- **Problem details**
Every entry should be reproduced word for word.

- **Dataset records**

'''

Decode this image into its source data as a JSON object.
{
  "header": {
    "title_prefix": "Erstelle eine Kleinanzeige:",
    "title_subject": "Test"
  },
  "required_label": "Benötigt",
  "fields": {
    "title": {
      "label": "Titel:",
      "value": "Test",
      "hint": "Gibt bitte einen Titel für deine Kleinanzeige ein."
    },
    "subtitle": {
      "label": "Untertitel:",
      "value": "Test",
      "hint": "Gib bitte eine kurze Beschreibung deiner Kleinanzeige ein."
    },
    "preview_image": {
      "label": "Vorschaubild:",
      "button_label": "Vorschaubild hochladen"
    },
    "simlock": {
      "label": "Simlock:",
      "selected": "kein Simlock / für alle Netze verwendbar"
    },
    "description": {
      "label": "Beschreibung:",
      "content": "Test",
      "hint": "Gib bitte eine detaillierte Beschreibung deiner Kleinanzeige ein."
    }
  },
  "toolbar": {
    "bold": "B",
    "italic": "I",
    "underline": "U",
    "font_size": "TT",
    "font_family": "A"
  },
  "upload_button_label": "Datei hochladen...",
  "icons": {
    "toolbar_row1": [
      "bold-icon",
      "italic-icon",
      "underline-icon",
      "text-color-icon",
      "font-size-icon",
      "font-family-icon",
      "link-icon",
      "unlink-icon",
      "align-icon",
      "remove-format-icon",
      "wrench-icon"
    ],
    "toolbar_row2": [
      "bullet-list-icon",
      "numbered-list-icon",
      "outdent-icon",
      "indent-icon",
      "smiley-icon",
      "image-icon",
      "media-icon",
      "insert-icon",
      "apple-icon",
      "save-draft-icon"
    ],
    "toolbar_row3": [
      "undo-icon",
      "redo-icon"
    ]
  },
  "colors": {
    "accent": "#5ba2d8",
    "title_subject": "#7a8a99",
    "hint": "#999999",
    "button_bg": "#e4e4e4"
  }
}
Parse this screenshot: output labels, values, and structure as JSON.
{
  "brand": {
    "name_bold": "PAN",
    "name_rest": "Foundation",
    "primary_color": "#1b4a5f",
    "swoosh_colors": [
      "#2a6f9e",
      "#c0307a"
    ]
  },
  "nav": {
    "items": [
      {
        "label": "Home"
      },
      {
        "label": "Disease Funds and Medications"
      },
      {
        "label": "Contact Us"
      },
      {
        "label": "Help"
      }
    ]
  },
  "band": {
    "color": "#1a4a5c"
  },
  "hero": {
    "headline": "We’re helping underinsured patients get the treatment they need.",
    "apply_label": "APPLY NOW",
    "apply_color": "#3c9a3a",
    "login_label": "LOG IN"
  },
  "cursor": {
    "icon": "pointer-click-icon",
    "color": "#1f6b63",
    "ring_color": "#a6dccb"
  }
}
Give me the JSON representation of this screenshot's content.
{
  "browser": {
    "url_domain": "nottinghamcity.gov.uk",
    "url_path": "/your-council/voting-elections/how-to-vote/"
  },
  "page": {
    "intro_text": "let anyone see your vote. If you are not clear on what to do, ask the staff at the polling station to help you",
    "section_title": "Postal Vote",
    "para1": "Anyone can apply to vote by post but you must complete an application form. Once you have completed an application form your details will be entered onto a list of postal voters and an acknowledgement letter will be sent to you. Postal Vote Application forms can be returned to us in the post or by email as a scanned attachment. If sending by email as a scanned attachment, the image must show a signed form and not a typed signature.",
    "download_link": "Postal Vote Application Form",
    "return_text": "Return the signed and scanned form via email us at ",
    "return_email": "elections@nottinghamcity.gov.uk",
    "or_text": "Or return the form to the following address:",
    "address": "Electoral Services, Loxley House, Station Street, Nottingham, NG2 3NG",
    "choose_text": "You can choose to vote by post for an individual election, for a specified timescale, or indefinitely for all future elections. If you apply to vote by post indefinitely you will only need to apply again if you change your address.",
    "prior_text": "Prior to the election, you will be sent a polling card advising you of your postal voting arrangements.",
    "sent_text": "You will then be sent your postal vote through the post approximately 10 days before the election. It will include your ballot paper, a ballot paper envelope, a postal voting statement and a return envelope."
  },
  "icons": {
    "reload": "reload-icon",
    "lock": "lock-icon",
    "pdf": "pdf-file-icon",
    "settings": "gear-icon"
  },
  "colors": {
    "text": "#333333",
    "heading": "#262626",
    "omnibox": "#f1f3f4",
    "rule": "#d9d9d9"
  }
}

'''

- **Written response**
Decode this image into its source data as a JSON object.
{
  "header": {
    "title_prefix": "Erstelle eine Kleinanzeige:",
    "title_subject": "Test"
  },
  "required_label": "Benötigt",
  "fields": {
    "title": {
      "label": "Titel:",
      "value": "Test",
      "hint": "Gibt bitte einen Titel für deine Kleinanzeige ein."
    },
    "subtitle": {
      "label": "Untertitel:",
      "value": "Test",
      "hint": "Gib bitte eine kurze Beschreibung deiner Kleinanzeige ein."
    },
    "preview_image": {
      "label": "Vorschaubild:",
      "button_label": "Vorschaubild hochladen"
    },
    "simlock": {
      "label": "Simlock:",
      "selected": "kein Simlock / für alle Netze verwendbar"
    },
    "description": {
      "label": "Beschreibung:",
      "content": "Test",
      "hint": "Gib bitte eine detaillierte Beschreibung deiner Kleinanzeige ein."
    }
  },
  "toolbar": {
    "bold": "B",
    "italic": "I",
    "underline": "U",
    "font_size": "TT",
    "font_family": "A"
  },
  "upload_button_label": "Datei hochladen...",
  "icons": {
    "toolbar_row1": [
      "bold-icon",
      "italic-icon",
      "underline-icon",
      "text-color-icon",
      "font-size-icon",
      "font-family-icon",
      "link-icon",
      "unlink-icon",
      "align-icon",
      "remove-format-icon",
      "wrench-icon"
    ],
    "toolbar_row2": [
      "bullet-list-icon",
      "numbered-list-icon",
      "outdent-icon",
      "indent-icon",
      "smiley-icon",
      "image-icon",
      "media-icon",
      "insert-icon",
      "apple-icon",
      "save-draft-icon"
    ],
    "toolbar_row3": [
      "undo-icon",
      "redo-icon"
    ]
  },
  "colors": {
    "accent": "#5ba2d8",
    "title_subject": "#7a8a99",
    "hint": "#999999",
    "button_bg": "#e4e4e4"
  }
}
Parse this screenshot: output labels, values, and structure as JSON.
{
  "brand": {
    "name_bold": "PAN",
    "name_rest": "Foundation",
    "primary_color": "#1b4a5f",
    "swoosh_colors": [
      "#2a6f9e",
      "#c0307a"
    ]
  },
  "nav": {
    "items": [
      {
        "label": "Home"
      },
      {
        "label": "Disease Funds and Medications"
      },
      {
        "label": "Contact Us"
      },
      {
        "label": "Help"
      }
    ]
  },
  "band": {
    "color": "#1a4a5c"
  },
  "hero": {
    "headline": "We’re helping underinsured patients get the treatment they need.",
    "apply_label": "APPLY NOW",
    "apply_color": "#3c9a3a",
    "login_label": "LOG IN"
  },
  "cursor": {
    "icon": "pointer-click-icon",
    "color": "#1f6b63",
    "ring_color": "#a6dccb"
  }
}
Give me the JSON representation of this screenshot's content.
{
  "browser": {
    "url_domain": "nottinghamcity.gov.uk",
    "url_path": "/your-council/voting-elections/how-to-vote/"
  },
  "page": {
    "intro_text": "let anyone see your vote. If you are not clear on what to do, ask the staff at the polling station to help you",
    "section_title": "Postal Vote",
    "para1": "Anyone can apply to vote by post but you must complete an application form. Once you have completed an application form your details will be entered onto a list of postal voters and an acknowledgement letter will be sent to you. Postal Vote Application forms can be returned to us in the post or by email as a scanned attachment. If sending by email as a scanned attachment, the image must show a signed form and not a typed signature.",
    "download_link": "Postal Vote Application Form",
    "return_text": "Return the signed and scanned form via email us at ",
    "return_email": "elections@nottinghamcity.gov.uk",
    "or_text": "Or return the form to the following address:",
    "address": "Electoral Services, Loxley House, Station Street, Nottingham, NG2 3NG",
    "choose_text": "You can choose to vote by post for an individual election, for a specified timescale, or indefinitely for all future elections. If you apply to vote by post indefinitely you will only need to apply again if you change your address.",
    "prior_text": "Prior to the election, you will be sent a polling card advising you of your postal voting arrangements.",
    "sent_text": "You will then be sent your postal vote through the post approximately 10 days before the election. It will include your ballot paper, a ballot paper envelope, a postal voting statement and a return envelope."
  },
  "icons": {
    "reload": "reload-icon",
    "lock": "lock-icon",
    "pdf": "pdf-file-icon",
    "settings": "gear-icon"
  },
  "colors": {
    "text": "#333333",
    "heading": "#262626",
    "omnibox": "#f1f3f4",
    "rule": "#d9d9d9"
  }
}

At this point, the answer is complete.